So where are they now? Rico is still pounding the pavement looking for a stone. He was last seen in Texarkana but only because he liked how it sounded when he said the town’s name. His sister? Oh, that brutish man-girl? She fights her own battles and is a news anchor for some small C-SPAN affiliate in rural Nebraska. Gretch writes for a blog. That is to say, Gretch writes comments on blogs. She’s pretty angry. But wouldn’t you be if you had spent all those years hitting on a burger-flipper, pulling your skirt up so she could glimpse the hidden lines of sound poetry in the Joyce. (Gretch was pleased that, in her case, that wasn’t a metaphor). Gretch still has Tiny’s napkin journal. It’s not very good but she’s trying to get it published. If you are reading this, it has been.

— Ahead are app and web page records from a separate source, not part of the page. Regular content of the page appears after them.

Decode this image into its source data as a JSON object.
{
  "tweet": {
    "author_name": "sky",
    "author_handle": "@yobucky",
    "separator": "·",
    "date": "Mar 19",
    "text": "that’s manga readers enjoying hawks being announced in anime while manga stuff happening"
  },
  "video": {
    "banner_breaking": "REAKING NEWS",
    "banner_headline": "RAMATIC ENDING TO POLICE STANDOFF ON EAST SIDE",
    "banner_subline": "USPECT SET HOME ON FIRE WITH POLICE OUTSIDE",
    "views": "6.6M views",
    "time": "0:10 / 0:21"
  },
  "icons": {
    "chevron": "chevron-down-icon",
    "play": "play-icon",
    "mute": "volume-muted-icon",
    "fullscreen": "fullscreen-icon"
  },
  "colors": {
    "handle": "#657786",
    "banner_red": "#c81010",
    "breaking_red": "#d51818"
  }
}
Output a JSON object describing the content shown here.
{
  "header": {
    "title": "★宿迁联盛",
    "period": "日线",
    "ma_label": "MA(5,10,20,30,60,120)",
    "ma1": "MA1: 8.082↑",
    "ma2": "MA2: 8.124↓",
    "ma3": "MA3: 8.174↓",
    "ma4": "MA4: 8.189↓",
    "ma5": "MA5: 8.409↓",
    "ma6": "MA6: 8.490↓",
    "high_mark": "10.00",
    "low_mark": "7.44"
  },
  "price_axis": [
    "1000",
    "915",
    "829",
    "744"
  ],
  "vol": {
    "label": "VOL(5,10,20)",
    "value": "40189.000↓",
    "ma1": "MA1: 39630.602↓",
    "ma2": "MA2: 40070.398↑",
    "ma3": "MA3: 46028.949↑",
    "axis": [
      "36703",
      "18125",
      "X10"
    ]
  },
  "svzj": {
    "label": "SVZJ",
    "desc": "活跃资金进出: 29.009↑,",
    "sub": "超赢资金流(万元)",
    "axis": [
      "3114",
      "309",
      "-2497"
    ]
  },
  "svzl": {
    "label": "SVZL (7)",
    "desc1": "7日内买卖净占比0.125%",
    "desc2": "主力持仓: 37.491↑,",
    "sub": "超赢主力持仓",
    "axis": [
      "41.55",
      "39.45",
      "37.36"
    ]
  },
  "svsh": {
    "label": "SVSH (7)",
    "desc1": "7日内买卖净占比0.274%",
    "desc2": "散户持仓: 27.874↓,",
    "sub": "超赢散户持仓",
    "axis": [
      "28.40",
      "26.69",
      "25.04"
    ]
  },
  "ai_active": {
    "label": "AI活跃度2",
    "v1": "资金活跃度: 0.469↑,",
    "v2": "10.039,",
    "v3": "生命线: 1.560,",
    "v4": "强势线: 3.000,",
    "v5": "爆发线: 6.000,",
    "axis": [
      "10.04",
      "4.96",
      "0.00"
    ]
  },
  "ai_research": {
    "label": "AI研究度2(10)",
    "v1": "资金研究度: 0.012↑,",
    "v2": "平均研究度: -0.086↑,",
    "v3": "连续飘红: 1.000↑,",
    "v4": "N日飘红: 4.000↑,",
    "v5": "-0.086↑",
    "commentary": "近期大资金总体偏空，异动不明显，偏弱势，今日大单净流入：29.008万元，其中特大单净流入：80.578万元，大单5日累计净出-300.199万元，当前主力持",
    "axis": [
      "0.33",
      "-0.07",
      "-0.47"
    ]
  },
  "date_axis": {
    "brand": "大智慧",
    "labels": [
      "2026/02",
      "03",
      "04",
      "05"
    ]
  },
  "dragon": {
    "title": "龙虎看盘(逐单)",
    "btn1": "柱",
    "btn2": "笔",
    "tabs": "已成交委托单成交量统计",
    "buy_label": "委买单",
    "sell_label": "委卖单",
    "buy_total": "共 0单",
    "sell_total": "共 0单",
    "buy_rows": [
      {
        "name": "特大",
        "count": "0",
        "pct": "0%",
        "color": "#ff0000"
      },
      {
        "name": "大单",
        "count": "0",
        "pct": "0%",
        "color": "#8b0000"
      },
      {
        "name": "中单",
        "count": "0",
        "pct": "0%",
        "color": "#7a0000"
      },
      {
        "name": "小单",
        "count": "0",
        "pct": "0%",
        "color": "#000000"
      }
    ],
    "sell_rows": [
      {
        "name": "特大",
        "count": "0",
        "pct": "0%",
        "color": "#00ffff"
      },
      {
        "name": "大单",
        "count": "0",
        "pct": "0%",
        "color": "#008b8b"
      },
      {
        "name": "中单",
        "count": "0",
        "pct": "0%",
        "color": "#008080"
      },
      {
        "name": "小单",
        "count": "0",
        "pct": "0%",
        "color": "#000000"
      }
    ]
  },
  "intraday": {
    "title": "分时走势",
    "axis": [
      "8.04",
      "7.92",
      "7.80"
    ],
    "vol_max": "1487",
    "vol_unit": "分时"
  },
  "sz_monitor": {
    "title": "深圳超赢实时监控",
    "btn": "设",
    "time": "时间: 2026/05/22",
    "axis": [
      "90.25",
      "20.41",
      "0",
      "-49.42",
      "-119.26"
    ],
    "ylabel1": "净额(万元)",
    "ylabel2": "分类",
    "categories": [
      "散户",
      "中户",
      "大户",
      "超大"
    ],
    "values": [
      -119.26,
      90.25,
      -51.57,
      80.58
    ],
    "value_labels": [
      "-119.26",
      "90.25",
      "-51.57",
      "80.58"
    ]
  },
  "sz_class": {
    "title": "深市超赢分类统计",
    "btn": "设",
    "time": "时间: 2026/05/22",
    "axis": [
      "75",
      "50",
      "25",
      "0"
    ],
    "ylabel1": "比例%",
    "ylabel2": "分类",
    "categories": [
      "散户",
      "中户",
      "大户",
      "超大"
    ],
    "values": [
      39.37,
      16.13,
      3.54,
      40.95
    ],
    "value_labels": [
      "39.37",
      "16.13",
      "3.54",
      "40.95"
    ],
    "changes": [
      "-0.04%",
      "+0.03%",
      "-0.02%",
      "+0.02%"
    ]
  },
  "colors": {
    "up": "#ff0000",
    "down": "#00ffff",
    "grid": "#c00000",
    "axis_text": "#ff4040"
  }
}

How could you print this apocryphally entertaining insult to America? What makes it worse is that David Edgarstein’s masterwork — included later in your quarterly — was reduced to a single paragraph to accomodate for Shoman’s shit:
The hoarfrost spikes of her platinum wig danced plaintively, cursing out a calendar of never-dids in the cool fluorescence of the office. Twelve years, her fitfully adequate dresses sang hymns of Rolodex dalliance, paperweight shortsightedness. It was not legal. It could not be in this, nor any other domicile. Of course it was legal. Boss Chesterton, the boss of the whole thing, said it was, his mustache cursively molesting typewriters, breathalyzers and sip-cups. Touchdown, bottom-of-the-ninth, bottom of the ninth nymph hammering out 69 words per minute.
[Editor’s Note: We regret that we lacked the space to print both paragraphs of Mr. Edgarstein’s epic poem. For readers who are eager to know the conclusion, we have included it here:
Had we but world enough and thyme, we could have won on that episode of “Iron Chef.” Instead, the entire process was as rigged as a catamaran about to set sail in search of the reclusive movie star whale “Keiko.” Speaking of that voyage, Herb Adderley served as our captain as well as our coach, and his experience in big games (he played in four of the first six Super Bowls) proved invaluable. If one needed to put a value on it, though, I would pick any one of the Pythagorean primes. After several months at sea and many harrowing adventures that have since become fodder for the infamous “Veronica Mars” series today’s tech-savvy kids love so much, we discovered that the person we were looking for had always been right there, inside our heads. That person, if you haven’t already guessed it from the clues that the Riddler dropped during his latest riddle-themed crime spree, was you.]